Start of MATERIALS PROVIDED

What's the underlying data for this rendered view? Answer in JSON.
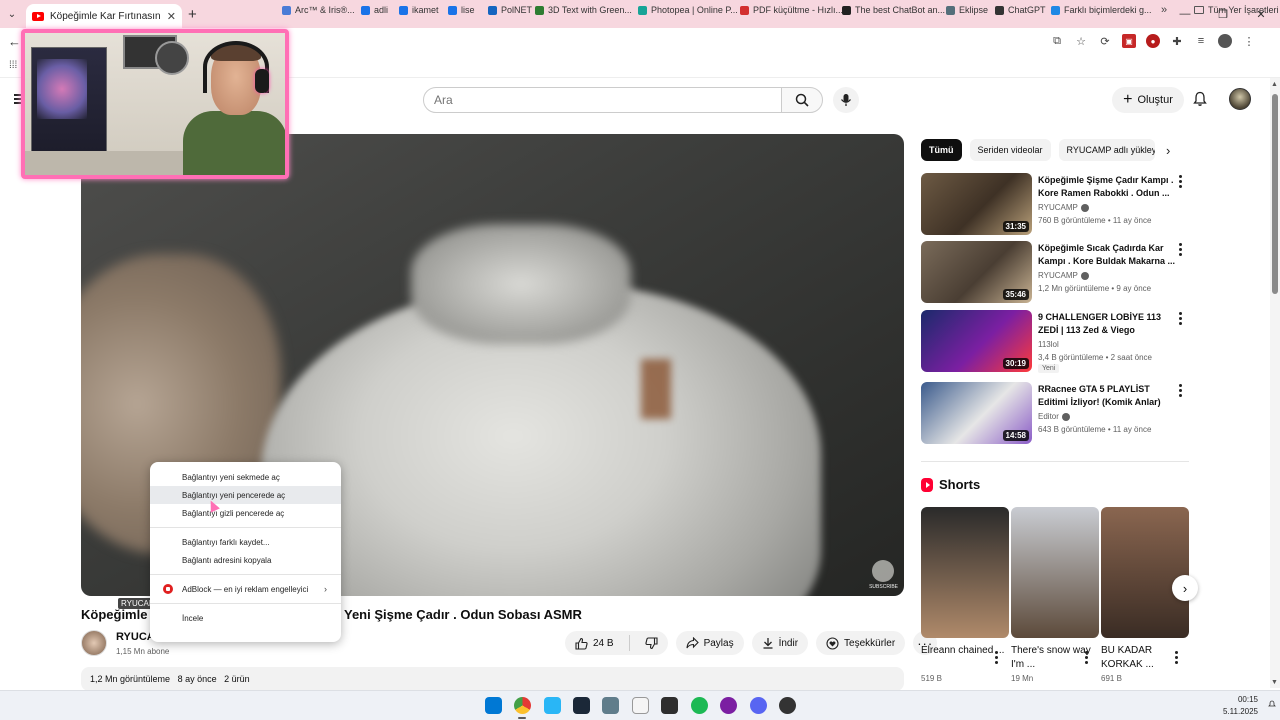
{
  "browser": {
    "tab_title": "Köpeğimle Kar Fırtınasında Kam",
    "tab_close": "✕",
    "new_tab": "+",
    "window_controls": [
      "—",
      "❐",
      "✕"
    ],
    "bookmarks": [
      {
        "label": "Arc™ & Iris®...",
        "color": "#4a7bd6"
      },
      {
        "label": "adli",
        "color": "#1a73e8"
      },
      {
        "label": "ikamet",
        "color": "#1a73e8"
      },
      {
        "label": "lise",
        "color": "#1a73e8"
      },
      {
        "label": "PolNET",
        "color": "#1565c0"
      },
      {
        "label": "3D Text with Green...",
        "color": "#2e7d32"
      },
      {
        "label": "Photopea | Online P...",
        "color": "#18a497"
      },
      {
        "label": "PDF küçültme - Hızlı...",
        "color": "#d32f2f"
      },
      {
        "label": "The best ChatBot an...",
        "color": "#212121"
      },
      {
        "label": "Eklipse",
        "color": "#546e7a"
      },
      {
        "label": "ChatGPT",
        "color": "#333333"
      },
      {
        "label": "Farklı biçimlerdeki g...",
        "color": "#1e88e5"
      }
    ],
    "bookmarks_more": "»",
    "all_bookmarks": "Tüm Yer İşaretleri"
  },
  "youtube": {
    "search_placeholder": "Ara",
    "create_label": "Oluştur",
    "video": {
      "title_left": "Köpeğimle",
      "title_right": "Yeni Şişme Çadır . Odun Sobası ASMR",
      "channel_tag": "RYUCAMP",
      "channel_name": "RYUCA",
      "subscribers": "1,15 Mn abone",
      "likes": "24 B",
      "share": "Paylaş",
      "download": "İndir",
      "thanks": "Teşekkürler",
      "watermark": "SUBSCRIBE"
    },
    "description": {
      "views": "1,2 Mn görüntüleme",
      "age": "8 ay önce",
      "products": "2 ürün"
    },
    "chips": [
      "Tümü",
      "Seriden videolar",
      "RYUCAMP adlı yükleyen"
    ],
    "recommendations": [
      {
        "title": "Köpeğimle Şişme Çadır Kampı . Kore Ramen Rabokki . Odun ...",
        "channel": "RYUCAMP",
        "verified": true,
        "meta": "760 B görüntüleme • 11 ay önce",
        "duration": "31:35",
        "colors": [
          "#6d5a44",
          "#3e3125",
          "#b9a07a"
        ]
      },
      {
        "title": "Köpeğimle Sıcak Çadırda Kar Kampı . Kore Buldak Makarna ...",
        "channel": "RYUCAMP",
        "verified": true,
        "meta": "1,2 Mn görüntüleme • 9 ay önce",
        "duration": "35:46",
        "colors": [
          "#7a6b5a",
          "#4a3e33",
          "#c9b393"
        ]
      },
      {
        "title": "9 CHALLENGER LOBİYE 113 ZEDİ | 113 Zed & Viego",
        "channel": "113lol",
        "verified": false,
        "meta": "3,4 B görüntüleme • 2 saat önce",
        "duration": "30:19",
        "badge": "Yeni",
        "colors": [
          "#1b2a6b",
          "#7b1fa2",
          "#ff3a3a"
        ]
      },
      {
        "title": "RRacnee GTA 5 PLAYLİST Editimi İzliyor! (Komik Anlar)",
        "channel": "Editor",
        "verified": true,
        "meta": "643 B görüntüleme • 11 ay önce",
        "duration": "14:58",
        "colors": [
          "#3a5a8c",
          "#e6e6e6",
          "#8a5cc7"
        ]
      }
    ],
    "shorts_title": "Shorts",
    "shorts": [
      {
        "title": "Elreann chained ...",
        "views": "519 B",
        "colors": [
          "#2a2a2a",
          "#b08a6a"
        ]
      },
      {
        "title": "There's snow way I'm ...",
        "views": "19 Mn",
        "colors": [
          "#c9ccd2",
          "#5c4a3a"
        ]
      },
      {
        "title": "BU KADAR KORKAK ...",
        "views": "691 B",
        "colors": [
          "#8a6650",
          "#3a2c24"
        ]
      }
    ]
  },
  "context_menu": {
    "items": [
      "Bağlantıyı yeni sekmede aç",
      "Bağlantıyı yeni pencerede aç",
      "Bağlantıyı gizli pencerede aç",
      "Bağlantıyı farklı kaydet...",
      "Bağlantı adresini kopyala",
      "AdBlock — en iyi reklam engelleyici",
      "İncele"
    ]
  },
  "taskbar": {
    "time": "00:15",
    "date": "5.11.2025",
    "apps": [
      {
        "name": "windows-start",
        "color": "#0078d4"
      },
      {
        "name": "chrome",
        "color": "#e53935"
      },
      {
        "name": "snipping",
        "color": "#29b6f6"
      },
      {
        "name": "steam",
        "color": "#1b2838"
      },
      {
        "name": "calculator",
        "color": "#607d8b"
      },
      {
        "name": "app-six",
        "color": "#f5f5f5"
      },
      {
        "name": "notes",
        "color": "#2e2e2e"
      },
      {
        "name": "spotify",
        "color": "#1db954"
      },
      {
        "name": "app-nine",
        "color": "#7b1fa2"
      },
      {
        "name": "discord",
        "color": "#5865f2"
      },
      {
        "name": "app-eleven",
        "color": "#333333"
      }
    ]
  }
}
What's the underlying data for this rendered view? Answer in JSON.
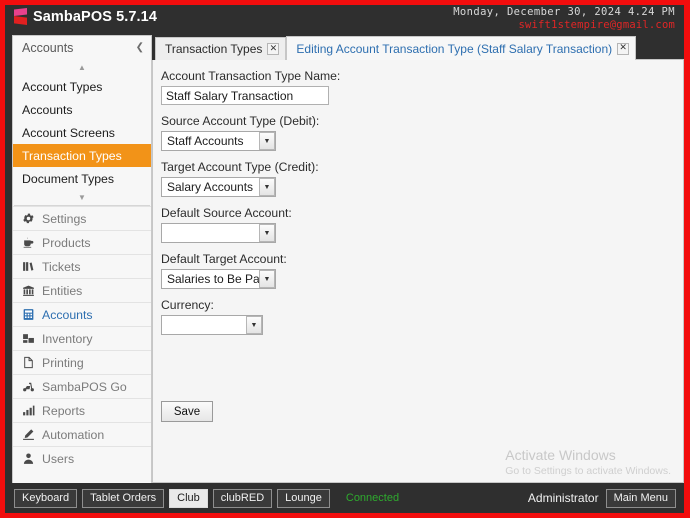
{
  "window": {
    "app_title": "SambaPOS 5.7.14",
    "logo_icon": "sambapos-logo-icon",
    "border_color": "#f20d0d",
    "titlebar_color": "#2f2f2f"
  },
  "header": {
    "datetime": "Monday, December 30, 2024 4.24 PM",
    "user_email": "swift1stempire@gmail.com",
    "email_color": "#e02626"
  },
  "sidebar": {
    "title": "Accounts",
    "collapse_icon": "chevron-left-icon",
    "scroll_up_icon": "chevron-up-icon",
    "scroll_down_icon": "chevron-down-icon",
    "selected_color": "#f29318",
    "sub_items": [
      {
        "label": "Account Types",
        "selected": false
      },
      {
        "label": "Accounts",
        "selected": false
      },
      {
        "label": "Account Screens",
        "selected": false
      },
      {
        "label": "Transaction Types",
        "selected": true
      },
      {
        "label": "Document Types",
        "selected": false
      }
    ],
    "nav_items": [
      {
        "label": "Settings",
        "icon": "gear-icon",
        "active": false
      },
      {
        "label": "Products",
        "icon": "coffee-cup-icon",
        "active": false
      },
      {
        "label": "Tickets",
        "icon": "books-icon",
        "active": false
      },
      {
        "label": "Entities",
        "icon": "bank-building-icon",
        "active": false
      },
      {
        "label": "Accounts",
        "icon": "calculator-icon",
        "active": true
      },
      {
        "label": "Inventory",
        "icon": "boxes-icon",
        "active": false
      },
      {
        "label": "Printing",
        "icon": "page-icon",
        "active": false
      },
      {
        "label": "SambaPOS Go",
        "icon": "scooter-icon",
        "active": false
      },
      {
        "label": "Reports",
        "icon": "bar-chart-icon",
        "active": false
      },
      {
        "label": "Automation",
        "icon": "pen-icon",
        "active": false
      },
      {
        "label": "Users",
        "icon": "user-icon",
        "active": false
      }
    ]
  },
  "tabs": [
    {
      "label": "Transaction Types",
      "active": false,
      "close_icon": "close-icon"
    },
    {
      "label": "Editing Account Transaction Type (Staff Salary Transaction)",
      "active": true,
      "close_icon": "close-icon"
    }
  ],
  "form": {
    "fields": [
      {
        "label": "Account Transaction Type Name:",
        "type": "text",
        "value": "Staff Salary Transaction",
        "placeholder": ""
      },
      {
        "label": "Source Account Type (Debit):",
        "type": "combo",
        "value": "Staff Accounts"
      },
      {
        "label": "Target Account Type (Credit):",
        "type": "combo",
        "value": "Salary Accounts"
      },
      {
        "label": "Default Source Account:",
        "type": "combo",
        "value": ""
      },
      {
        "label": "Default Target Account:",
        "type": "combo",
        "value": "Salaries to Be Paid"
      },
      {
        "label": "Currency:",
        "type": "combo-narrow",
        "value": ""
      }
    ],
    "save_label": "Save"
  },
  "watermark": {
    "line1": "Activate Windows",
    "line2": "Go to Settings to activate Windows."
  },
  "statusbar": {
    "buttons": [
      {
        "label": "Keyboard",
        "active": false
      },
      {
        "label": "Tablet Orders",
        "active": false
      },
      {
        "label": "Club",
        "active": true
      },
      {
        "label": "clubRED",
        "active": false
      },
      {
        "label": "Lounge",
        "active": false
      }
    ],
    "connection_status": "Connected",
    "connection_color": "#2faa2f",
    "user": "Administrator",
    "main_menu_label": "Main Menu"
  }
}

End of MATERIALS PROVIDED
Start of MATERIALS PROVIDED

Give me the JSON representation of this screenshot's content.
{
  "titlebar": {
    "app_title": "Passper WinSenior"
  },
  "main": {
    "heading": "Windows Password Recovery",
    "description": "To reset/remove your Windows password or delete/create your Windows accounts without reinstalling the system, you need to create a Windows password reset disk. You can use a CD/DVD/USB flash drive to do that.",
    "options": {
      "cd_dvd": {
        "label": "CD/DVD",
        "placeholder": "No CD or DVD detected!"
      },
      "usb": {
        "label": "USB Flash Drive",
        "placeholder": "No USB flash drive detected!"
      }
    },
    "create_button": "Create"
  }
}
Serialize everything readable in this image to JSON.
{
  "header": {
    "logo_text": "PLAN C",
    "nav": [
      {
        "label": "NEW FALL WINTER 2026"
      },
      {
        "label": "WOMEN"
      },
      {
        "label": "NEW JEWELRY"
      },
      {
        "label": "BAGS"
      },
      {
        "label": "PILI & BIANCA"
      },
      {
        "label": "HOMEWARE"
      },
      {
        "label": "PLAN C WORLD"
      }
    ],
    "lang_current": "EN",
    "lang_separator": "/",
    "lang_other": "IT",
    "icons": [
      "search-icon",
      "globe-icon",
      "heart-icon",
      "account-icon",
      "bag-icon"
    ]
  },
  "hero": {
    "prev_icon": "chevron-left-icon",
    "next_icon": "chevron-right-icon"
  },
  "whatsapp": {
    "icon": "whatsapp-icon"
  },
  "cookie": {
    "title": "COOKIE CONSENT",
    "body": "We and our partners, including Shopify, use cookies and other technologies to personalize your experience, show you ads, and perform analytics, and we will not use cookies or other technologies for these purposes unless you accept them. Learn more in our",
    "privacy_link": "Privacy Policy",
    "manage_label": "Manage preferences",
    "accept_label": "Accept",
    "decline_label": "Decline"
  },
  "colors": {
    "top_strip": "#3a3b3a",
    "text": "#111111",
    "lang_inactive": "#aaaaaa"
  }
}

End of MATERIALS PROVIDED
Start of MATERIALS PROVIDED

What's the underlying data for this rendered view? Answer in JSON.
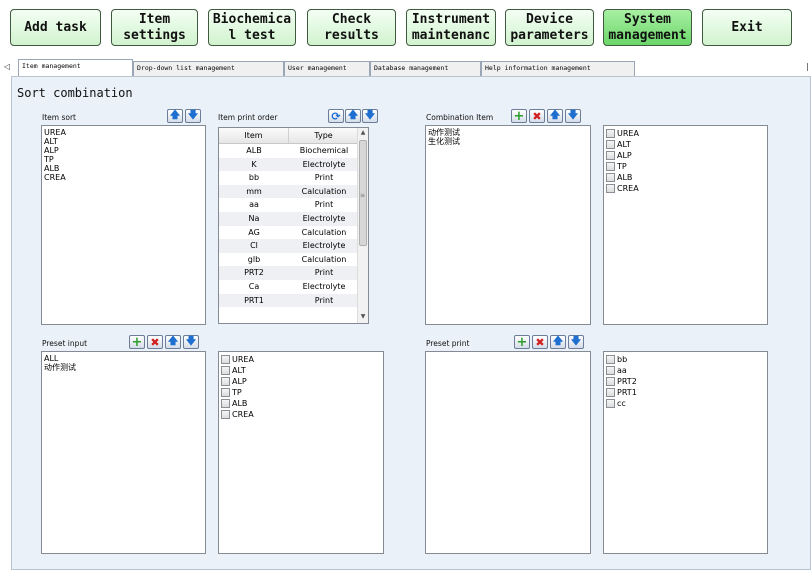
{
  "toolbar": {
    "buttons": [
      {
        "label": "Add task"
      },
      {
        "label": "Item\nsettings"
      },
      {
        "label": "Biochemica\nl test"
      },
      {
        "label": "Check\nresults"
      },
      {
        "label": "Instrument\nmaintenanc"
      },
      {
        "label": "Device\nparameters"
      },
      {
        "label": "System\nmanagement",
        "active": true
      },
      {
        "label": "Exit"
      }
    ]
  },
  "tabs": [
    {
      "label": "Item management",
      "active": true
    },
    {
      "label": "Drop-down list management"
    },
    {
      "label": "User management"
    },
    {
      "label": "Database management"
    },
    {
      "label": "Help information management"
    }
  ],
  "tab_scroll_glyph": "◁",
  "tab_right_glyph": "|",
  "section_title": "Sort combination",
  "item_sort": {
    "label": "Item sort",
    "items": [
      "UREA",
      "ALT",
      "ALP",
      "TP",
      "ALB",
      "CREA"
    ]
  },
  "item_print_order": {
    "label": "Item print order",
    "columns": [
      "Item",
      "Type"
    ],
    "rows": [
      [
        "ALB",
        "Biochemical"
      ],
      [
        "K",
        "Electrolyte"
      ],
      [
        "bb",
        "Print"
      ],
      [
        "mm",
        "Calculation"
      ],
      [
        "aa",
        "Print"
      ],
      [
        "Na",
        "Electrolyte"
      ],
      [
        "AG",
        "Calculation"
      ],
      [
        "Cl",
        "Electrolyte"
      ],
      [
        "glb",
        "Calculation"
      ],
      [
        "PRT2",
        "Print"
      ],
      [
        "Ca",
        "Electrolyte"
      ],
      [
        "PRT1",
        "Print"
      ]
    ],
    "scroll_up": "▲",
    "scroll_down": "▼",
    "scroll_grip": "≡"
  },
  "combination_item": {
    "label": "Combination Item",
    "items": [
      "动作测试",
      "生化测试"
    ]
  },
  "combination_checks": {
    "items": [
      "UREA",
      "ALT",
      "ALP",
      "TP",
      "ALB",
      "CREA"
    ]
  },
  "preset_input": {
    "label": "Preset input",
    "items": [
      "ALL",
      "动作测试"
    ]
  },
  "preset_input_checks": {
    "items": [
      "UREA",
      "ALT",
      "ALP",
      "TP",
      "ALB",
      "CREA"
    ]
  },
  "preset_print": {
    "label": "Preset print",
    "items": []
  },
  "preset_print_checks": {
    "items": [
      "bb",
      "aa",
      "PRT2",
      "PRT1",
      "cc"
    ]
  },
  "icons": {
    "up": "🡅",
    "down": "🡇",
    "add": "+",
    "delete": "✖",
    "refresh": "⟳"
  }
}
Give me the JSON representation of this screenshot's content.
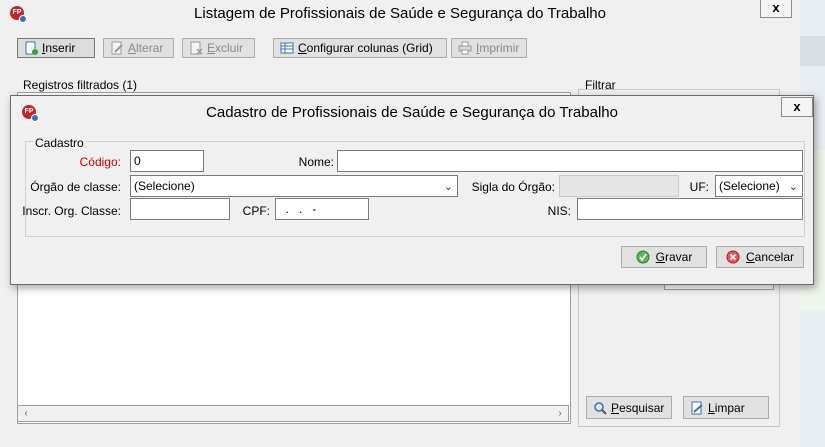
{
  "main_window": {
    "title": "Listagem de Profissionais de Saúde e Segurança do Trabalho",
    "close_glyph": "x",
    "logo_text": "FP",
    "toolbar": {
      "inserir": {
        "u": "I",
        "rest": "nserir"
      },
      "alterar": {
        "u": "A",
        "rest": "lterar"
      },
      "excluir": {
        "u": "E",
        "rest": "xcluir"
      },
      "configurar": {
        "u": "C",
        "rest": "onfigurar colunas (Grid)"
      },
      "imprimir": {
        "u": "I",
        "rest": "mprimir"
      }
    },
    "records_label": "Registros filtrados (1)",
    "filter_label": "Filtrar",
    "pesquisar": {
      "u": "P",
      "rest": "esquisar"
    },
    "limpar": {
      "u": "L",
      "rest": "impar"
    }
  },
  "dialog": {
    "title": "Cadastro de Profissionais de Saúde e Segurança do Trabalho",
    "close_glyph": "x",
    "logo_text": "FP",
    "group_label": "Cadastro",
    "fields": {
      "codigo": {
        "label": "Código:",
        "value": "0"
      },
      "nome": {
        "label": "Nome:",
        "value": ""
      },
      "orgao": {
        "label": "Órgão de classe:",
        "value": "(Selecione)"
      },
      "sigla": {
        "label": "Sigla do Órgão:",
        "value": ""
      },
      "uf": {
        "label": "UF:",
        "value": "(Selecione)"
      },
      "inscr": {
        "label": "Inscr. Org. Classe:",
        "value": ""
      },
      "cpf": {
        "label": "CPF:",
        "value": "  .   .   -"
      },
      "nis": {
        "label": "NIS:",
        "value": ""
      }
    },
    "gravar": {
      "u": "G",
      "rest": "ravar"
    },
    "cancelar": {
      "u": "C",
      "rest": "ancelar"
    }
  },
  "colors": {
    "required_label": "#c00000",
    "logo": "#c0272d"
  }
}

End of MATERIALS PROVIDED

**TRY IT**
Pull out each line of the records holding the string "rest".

**RESULT OF THE TASK**
        "rest": "nserir"
        "rest": "lterar"
        "rest": "xcluir"
        "rest": "onfigurar colunas (Grid)"
        "rest": "mprimir"
      "rest": "esquisar"
      "rest": "impar"
      "rest": "ravar"
      "rest": "ancelar"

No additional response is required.